Problem description:
Below are records that should be duplicated exactly, with no image retained.

Data about app and page elements
----------

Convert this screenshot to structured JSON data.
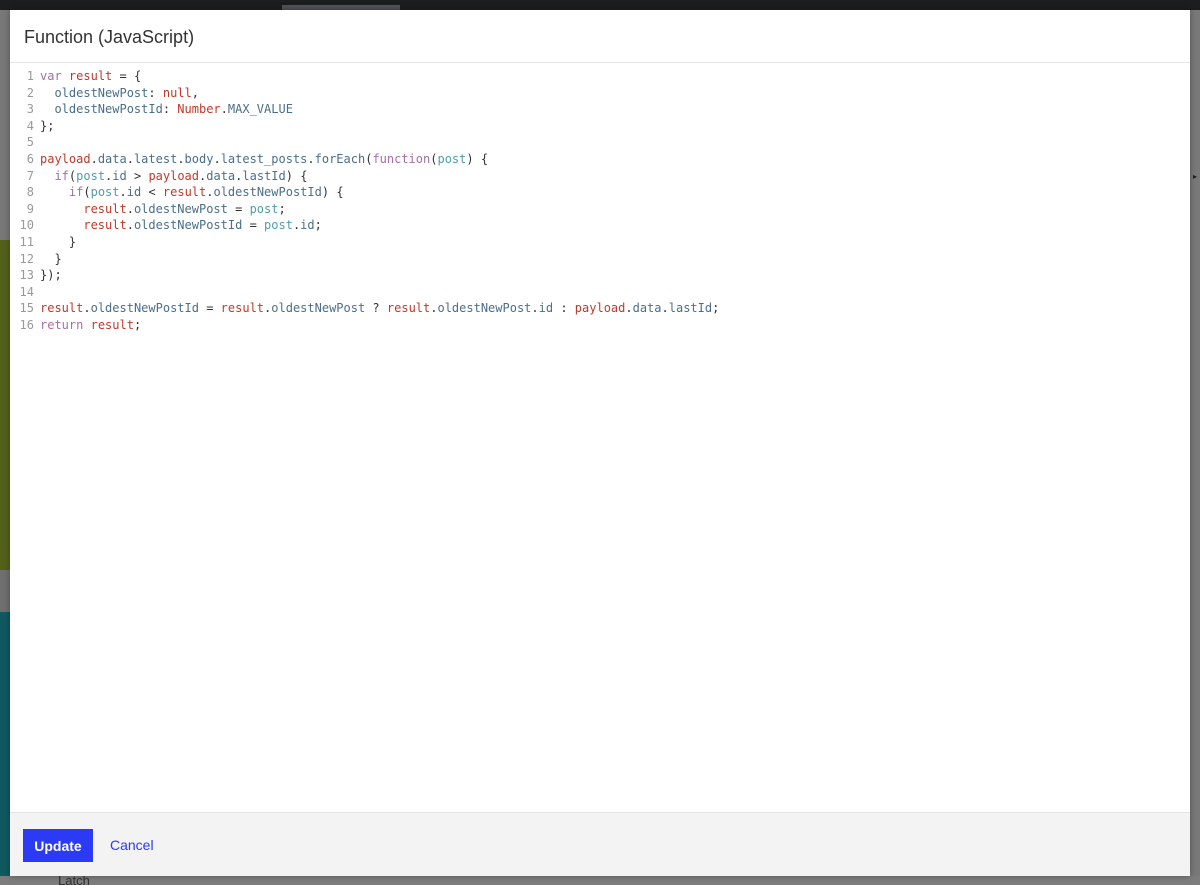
{
  "modal": {
    "title": "Function (JavaScript)",
    "update_label": "Update",
    "cancel_label": "Cancel"
  },
  "background": {
    "latch_label": "Latch"
  },
  "code": {
    "line_numbers": [
      "1",
      "2",
      "3",
      "4",
      "5",
      "6",
      "7",
      "8",
      "9",
      "10",
      "11",
      "12",
      "13",
      "14",
      "15",
      "16"
    ],
    "lines": [
      "var result = {",
      "  oldestNewPost: null,",
      "  oldestNewPostId: Number.MAX_VALUE",
      "};",
      "",
      "payload.data.latest.body.latest_posts.forEach(function(post) {",
      "  if(post.id > payload.data.lastId) {",
      "    if(post.id < result.oldestNewPostId) {",
      "      result.oldestNewPost = post;",
      "      result.oldestNewPostId = post.id;",
      "    }",
      "  }",
      "});",
      "",
      "result.oldestNewPostId = result.oldestNewPost ? result.oldestNewPost.id : payload.data.lastId;",
      "return result;"
    ]
  },
  "colors": {
    "primary": "#2b3bf5",
    "keyword": "#a56fa7",
    "variable": "#c0392b",
    "property": "#4a6f8a",
    "param": "#4f9ea8"
  }
}
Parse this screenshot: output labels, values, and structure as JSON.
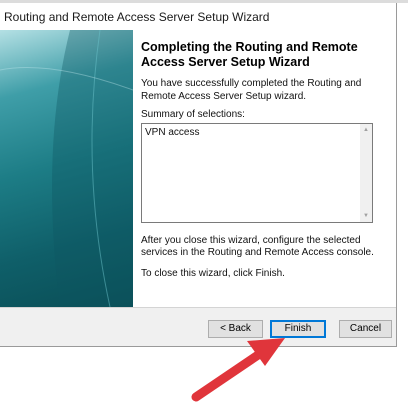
{
  "window": {
    "title": "Routing and Remote Access Server Setup Wizard"
  },
  "content": {
    "heading": "Completing the Routing and Remote Access Server Setup Wizard",
    "intro": "You have successfully completed the Routing and Remote Access Server Setup wizard.",
    "summary_label": "Summary of selections:",
    "summary_text": "VPN access",
    "after_text": "After you close this wizard, configure the selected services in the Routing and  Remote Access console.",
    "close_text": "To close this wizard, click Finish."
  },
  "buttons": {
    "back": "< Back",
    "finish": "Finish",
    "cancel": "Cancel"
  },
  "icons": {
    "scroll_up": "scroll-up-icon",
    "scroll_down": "scroll-down-icon",
    "annotation": "red-arrow-icon"
  },
  "colors": {
    "accent": "#0078d7",
    "annotation_arrow": "#e0353b",
    "panel_teal": "#1d7d86"
  }
}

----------

Answer box:
Convert this screenshot to structured JSON data.
{
  "modal": {
    "title": "Function (JavaScript)",
    "update_label": "Update",
    "cancel_label": "Cancel"
  },
  "background": {
    "latch_label": "Latch"
  },
  "code": {
    "line_numbers": [
      "1",
      "2",
      "3",
      "4",
      "5",
      "6",
      "7",
      "8",
      "9",
      "10",
      "11",
      "12",
      "13",
      "14",
      "15",
      "16"
    ],
    "lines": [
      "var result = {",
      "  oldestNewPost: null,",
      "  oldestNewPostId: Number.MAX_VALUE",
      "};",
      "",
      "payload.data.latest.body.latest_posts.forEach(function(post) {",
      "  if(post.id > payload.data.lastId) {",
      "    if(post.id < result.oldestNewPostId) {",
      "      result.oldestNewPost = post;",
      "      result.oldestNewPostId = post.id;",
      "    }",
      "  }",
      "});",
      "",
      "result.oldestNewPostId = result.oldestNewPost ? result.oldestNewPost.id : payload.data.lastId;",
      "return result;"
    ]
  },
  "colors": {
    "primary": "#2b3bf5",
    "keyword": "#a56fa7",
    "variable": "#c0392b",
    "property": "#4a6f8a",
    "param": "#4f9ea8"
  }
}
Parse this screenshot: output labels, values, and structure as JSON.
{
  "window": {
    "title": "Routing and Remote Access Server Setup Wizard"
  },
  "content": {
    "heading": "Completing the Routing and Remote Access Server Setup Wizard",
    "intro": "You have successfully completed the Routing and Remote Access Server Setup wizard.",
    "summary_label": "Summary of selections:",
    "summary_text": "VPN access",
    "after_text": "After you close this wizard, configure the selected services in the Routing and  Remote Access console.",
    "close_text": "To close this wizard, click Finish."
  },
  "buttons": {
    "back": "< Back",
    "finish": "Finish",
    "cancel": "Cancel"
  },
  "icons": {
    "scroll_up": "scroll-up-icon",
    "scroll_down": "scroll-down-icon",
    "annotation": "red-arrow-icon"
  },
  "colors": {
    "accent": "#0078d7",
    "annotation_arrow": "#e0353b",
    "panel_teal": "#1d7d86"
  }
}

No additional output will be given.